GVSHP’s primary focus is between the Hudson and East Rivers, from Houston Street to 14th Street. Still, in 2016 GVSHP fought to secure the Sullivan-Thompson Historic District which dips 3+ blocks just below Houston and abuts the SoHo-Cast Iron Historic District, which was designated on August 14, 1973.
But the SoHo-Cast Iron Historic District, our historic neighbor to the south and east, is nevertheless a beloved part of our shared streetscape and history, and the pride of any New Yorker.
According to that designation report:
The SoHo-Cast Iron Historic District in lower Manhattan is nearly rectangular in shape and is bounded by Canal Street, Broadway, Howard Street, Crosby Street, East Houston Street, West Houston Street and West Broadway. It consists of 26 city blocks and contains about 500 buildings.
The hyphenated name, “SoHo-Cast Iron” was chosen for the designation of New York City’s twenty-third Historic District in order to suggest some of the diversity of the area. The “Cast Iron” portion of the name refers to the unique collection of cast-iron structures located within the District. “SoHo” meaning “South of Houston,” is the acronym adopted by a group of artists who moved, in the 1960s, into what then seemed to be a doomed neighborhood. They have given it a new life, making feasible the preservation of an irreplaceable part of our cultural heritage.
My eye was recently drawn to an element on a number of buildings that is not mentioned in the designation report at all. On some buildings, pipes protrude along the facades, or go in and out of the face popping out at every floor towards the cornice and roof. What are they?
In that era “Fire was an ever-present danger and a constant fear in 19th-century urban life. Lower Manhattan had suffered disastrous fires… In the Historic District, which was the center of the dry goods trade, protection against fire was of special urgency.” External or outside hose and sprinkler systems were added to buildings. The loft buildings held flammable materials, from cotton to feathers and the spread of conflagration was a constant fear for the city.
Fire protection and prevention standards were still emerging. Even the fire escapes were often added after a building was done. Fire insurance companies offered lower rates depending on a series of prevention and protection measured included in, or later added to a building.

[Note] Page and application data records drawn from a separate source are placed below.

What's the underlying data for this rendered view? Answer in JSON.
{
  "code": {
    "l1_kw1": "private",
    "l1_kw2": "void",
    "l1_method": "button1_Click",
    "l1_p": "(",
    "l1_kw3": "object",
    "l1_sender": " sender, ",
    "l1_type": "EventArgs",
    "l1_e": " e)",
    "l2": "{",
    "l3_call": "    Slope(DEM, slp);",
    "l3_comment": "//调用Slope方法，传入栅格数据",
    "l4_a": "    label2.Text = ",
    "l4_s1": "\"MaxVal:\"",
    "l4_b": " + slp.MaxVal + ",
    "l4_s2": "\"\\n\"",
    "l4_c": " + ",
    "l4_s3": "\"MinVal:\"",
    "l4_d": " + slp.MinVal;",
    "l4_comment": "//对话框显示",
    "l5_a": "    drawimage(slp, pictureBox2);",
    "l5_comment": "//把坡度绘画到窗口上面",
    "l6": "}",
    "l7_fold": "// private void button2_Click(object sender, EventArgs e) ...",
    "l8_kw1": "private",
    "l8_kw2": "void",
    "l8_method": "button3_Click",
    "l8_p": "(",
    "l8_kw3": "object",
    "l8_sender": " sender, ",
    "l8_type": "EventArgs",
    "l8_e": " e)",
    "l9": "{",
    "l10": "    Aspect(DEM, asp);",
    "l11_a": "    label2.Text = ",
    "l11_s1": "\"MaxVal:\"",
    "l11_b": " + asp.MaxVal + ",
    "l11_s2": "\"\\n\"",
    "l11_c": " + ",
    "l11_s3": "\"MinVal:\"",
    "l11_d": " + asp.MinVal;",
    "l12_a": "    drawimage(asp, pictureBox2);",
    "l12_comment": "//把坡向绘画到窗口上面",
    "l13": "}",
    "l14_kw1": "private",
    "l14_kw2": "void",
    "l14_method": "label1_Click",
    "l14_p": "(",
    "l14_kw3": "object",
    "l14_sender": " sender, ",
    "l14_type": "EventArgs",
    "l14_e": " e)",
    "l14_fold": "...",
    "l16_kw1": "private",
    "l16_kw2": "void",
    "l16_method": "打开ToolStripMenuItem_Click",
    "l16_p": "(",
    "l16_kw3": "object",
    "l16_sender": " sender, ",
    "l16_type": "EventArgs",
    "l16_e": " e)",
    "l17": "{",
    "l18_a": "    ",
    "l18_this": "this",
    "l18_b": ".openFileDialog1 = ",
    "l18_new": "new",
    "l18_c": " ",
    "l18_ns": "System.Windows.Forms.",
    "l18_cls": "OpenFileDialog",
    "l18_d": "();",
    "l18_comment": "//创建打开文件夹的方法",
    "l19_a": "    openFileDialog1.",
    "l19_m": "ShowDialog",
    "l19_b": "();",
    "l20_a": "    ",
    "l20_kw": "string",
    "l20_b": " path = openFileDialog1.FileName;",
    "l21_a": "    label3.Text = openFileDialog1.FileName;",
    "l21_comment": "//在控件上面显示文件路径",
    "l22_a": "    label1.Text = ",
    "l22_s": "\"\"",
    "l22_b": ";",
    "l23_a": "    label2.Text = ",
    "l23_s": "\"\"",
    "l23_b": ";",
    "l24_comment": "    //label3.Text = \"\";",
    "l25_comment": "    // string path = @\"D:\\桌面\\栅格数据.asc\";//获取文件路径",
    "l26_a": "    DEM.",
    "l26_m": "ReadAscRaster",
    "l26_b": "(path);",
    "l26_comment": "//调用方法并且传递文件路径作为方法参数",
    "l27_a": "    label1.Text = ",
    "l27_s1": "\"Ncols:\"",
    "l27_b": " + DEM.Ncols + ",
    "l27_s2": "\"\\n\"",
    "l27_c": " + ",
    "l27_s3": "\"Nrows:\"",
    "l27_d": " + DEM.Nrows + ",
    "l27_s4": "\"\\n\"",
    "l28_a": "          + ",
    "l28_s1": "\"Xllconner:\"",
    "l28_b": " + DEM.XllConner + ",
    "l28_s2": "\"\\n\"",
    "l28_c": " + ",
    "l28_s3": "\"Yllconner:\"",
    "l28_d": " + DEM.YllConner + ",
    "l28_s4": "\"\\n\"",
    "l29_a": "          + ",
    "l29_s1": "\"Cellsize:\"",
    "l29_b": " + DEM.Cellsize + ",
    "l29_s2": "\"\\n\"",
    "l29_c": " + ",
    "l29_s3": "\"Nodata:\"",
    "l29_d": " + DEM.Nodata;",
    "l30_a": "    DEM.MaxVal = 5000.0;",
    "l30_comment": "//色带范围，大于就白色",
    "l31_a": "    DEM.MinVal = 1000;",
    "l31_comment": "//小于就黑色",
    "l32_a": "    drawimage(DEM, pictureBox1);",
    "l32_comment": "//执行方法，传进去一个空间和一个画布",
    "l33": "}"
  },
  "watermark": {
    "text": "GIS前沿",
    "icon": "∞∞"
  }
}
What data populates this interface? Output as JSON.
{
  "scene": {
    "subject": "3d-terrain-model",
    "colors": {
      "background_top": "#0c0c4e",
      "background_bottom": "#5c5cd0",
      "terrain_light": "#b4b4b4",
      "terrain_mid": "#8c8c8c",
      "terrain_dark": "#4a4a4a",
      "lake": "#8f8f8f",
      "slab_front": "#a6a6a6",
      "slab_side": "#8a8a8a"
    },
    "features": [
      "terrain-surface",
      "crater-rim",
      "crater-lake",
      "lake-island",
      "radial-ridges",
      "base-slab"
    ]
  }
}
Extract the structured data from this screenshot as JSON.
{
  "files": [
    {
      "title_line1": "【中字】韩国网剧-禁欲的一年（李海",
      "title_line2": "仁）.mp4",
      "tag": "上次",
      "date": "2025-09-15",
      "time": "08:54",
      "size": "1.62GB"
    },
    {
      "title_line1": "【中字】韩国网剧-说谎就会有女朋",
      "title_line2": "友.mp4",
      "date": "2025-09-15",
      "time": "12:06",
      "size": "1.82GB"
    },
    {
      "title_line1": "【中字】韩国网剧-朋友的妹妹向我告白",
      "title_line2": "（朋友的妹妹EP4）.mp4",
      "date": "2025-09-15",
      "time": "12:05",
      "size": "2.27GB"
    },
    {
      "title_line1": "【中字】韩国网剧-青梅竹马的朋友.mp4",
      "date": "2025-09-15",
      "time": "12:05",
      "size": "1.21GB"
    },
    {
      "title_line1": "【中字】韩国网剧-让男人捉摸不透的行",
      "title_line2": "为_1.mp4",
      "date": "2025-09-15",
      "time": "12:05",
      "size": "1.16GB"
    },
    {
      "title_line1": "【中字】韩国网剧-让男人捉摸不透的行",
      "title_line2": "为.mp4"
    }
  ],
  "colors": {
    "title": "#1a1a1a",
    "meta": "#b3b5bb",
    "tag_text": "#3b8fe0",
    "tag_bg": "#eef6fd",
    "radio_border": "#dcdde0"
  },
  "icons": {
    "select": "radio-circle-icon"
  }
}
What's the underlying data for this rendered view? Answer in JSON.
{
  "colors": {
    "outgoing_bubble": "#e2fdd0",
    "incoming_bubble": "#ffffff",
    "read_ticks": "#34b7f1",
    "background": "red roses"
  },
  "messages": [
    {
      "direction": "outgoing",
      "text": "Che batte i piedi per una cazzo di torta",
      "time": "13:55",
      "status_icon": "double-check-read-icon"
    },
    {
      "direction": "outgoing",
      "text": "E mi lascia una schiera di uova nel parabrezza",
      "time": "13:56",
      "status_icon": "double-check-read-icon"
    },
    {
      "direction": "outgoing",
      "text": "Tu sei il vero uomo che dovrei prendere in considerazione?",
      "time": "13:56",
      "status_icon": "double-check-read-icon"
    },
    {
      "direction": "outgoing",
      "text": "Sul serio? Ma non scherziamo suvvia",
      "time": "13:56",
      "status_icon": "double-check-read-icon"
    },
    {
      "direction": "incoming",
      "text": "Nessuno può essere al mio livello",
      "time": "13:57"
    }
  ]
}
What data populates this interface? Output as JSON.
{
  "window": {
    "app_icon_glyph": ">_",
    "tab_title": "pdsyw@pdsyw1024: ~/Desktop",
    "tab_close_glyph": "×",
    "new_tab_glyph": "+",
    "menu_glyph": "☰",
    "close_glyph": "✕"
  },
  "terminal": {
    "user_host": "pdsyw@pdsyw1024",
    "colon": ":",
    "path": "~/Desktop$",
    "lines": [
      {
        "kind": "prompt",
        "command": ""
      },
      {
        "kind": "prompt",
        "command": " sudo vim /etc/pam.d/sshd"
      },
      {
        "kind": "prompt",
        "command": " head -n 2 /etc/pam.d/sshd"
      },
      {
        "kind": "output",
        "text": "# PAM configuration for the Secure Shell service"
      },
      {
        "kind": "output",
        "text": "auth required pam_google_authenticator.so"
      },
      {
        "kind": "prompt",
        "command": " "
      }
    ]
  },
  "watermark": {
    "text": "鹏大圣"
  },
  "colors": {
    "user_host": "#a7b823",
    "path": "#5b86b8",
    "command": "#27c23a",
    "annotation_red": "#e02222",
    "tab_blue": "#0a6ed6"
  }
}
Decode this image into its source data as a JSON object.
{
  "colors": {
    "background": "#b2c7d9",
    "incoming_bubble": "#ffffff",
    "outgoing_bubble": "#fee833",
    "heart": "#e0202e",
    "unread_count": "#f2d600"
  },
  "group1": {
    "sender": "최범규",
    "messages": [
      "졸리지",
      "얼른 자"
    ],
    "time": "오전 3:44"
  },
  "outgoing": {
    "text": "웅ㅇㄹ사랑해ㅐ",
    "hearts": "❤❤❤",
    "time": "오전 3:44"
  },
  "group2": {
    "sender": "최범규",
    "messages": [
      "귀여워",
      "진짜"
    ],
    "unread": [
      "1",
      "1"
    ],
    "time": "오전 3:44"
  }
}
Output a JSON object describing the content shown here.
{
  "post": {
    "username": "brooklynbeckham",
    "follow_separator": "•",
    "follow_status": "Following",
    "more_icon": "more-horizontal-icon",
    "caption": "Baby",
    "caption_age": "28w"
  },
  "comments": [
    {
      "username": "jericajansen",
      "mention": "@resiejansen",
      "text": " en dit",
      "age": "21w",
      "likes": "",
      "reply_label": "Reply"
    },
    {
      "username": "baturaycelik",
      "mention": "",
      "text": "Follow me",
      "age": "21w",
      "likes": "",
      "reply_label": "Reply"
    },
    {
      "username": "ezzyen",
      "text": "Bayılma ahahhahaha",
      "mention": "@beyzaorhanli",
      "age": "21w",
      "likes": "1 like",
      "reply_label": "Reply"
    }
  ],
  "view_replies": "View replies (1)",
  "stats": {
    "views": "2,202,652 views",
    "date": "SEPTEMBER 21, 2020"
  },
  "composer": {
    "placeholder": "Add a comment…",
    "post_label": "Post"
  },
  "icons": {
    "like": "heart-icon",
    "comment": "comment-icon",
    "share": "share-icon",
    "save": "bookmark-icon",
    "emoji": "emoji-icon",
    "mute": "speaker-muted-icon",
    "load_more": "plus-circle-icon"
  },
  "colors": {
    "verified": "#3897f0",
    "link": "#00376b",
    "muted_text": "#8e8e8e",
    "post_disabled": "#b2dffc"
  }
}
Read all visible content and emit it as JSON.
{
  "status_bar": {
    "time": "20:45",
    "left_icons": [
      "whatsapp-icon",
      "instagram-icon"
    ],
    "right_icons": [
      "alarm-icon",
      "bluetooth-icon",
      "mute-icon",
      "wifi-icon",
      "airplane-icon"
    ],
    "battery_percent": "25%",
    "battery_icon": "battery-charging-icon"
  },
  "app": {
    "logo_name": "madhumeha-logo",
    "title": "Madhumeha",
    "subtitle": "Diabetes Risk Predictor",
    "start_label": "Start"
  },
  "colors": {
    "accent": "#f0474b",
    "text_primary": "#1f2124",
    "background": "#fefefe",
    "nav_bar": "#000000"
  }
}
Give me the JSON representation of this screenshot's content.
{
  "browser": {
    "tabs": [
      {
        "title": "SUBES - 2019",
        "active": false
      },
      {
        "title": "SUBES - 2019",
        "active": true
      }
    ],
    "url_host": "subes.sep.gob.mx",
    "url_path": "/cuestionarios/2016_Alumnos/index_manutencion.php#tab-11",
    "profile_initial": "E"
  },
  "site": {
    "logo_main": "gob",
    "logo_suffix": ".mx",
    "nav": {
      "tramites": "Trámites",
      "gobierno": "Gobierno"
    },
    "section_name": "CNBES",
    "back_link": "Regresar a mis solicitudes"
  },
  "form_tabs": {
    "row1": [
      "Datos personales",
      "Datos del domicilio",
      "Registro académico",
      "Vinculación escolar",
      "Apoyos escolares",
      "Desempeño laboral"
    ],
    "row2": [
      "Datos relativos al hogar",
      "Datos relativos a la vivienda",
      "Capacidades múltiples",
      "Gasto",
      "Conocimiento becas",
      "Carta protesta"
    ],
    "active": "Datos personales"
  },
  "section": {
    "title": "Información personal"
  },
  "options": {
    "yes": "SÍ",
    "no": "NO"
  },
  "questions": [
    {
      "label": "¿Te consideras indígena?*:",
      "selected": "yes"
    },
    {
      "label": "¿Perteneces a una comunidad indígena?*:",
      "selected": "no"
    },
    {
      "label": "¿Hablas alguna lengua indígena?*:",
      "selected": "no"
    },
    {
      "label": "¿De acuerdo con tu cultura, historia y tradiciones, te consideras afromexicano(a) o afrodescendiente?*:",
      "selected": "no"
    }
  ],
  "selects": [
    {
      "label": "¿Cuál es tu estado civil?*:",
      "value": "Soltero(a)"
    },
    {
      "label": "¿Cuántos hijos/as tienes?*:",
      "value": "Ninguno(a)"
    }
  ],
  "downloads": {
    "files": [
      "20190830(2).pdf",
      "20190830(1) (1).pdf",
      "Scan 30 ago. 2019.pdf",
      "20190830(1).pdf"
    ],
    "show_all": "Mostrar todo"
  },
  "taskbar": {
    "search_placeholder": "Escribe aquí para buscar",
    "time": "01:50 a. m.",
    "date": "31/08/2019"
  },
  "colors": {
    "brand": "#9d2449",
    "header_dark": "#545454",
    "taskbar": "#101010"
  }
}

Though removed here and there along the way, these now obsolete pipes still linger on a number of buildings. Sometimes they are painted over, and sometimes they are removed without any mention. I could make out the name of one of the manufacturers on the ground level spout where firefighters would hook up the water.
And although not in our primary area of focus, there is an iron-clad connection between our neck of the woods and SoHo. In the latter half of the 19th century, the east side hosted a number of foundries. I wrote about the Foundry Marks you can still see even outside of SoHo. The cast iron from 483 Broome Street, for example was made at 705 East 12th Street.
So look up or down and you will see the architectural history still stamped on buildings over one hundred years old. Some of these remnants of fire prevention and fighting have long since been removed . But some architects work to preserve and incorporate this distinct element in the restoration efforts. Cast a look for them when next walking in SoHo.